Instructions to follow:
Pull each line holding "facebook" out of the entries below.
══ Exercise data ══
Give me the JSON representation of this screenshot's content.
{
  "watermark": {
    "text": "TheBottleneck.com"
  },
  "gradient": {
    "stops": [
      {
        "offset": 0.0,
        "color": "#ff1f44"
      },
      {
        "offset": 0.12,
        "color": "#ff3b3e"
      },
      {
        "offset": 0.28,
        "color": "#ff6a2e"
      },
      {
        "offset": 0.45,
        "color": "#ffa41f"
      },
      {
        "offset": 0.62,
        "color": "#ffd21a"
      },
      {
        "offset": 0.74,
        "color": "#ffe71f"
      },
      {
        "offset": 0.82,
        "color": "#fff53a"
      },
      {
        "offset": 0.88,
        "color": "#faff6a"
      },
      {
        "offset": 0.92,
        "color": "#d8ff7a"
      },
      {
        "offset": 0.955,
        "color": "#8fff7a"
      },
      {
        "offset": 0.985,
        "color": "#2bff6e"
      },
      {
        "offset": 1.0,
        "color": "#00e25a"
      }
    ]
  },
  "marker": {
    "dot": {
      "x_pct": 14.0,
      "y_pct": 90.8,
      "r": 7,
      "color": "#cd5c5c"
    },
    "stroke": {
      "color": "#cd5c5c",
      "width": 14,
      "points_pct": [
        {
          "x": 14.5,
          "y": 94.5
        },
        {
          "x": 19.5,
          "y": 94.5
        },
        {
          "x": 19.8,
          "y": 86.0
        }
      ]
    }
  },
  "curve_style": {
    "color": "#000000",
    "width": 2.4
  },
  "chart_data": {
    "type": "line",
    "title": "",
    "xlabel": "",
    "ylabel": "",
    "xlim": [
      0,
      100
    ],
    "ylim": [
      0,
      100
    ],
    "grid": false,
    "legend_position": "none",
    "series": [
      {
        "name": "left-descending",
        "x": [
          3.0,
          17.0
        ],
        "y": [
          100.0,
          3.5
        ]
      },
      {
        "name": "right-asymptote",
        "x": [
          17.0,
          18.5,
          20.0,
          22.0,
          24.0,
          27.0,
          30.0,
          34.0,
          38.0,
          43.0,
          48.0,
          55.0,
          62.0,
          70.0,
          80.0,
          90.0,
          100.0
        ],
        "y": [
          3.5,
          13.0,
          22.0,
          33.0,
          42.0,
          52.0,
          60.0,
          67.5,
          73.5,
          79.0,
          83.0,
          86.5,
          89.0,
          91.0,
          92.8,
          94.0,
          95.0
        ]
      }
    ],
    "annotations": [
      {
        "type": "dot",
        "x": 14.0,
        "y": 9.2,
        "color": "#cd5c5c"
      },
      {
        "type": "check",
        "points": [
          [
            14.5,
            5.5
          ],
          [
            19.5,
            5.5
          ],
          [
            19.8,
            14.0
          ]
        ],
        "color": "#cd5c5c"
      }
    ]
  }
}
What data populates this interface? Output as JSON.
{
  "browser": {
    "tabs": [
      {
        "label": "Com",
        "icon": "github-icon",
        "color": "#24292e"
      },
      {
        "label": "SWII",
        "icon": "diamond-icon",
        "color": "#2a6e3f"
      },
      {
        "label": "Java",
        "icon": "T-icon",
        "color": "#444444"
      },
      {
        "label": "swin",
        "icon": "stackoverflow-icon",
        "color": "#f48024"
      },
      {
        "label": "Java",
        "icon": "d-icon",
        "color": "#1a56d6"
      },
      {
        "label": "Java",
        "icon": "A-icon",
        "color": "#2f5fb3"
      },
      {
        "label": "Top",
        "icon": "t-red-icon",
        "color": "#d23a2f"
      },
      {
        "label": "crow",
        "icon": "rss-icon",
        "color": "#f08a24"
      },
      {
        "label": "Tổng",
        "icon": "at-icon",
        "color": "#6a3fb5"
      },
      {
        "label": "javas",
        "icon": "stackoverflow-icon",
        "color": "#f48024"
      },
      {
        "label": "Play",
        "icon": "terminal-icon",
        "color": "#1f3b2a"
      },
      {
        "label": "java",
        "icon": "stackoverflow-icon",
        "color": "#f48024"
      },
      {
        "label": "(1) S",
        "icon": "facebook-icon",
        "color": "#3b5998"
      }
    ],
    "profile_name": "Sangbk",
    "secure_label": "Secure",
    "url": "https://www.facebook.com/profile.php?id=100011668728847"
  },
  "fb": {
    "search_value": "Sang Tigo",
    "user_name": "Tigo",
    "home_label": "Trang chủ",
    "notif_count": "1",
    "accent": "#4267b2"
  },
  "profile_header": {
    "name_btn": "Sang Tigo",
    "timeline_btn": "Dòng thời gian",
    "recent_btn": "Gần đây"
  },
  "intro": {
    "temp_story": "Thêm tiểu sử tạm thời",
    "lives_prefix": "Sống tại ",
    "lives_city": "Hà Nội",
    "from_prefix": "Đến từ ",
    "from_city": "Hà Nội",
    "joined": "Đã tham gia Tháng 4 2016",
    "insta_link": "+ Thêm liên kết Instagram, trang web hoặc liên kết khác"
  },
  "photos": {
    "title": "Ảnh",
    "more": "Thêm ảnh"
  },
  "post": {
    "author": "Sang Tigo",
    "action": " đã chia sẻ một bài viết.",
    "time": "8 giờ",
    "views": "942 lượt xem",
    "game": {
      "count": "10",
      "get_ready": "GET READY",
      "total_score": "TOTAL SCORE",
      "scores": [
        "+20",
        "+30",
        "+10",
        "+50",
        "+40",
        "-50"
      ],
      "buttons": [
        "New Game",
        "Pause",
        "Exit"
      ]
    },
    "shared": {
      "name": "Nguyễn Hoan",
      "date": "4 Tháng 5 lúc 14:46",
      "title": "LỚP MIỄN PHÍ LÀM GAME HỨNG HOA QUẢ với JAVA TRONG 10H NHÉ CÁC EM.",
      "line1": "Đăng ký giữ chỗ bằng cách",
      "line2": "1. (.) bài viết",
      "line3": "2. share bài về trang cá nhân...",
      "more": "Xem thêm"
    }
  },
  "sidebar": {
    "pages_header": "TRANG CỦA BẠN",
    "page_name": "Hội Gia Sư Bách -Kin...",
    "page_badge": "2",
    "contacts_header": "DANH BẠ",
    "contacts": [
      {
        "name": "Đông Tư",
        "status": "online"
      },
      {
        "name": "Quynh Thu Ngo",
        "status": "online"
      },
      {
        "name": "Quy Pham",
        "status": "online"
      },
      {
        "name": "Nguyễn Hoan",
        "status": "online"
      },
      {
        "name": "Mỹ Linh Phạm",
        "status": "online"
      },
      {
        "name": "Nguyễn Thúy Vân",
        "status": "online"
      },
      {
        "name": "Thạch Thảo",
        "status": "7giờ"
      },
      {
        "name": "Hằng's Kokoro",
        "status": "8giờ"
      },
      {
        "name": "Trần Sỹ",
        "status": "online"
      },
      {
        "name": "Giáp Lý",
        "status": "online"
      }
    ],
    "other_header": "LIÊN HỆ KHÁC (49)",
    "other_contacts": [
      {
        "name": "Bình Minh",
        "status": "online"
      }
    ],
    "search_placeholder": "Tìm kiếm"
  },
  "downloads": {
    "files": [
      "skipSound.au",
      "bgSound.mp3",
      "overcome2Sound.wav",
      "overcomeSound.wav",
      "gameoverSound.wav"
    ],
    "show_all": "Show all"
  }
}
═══
Worked solution:
        "icon": "facebook-icon",
    "url": "https://www.facebook.com/profile.php?id=100011668728847"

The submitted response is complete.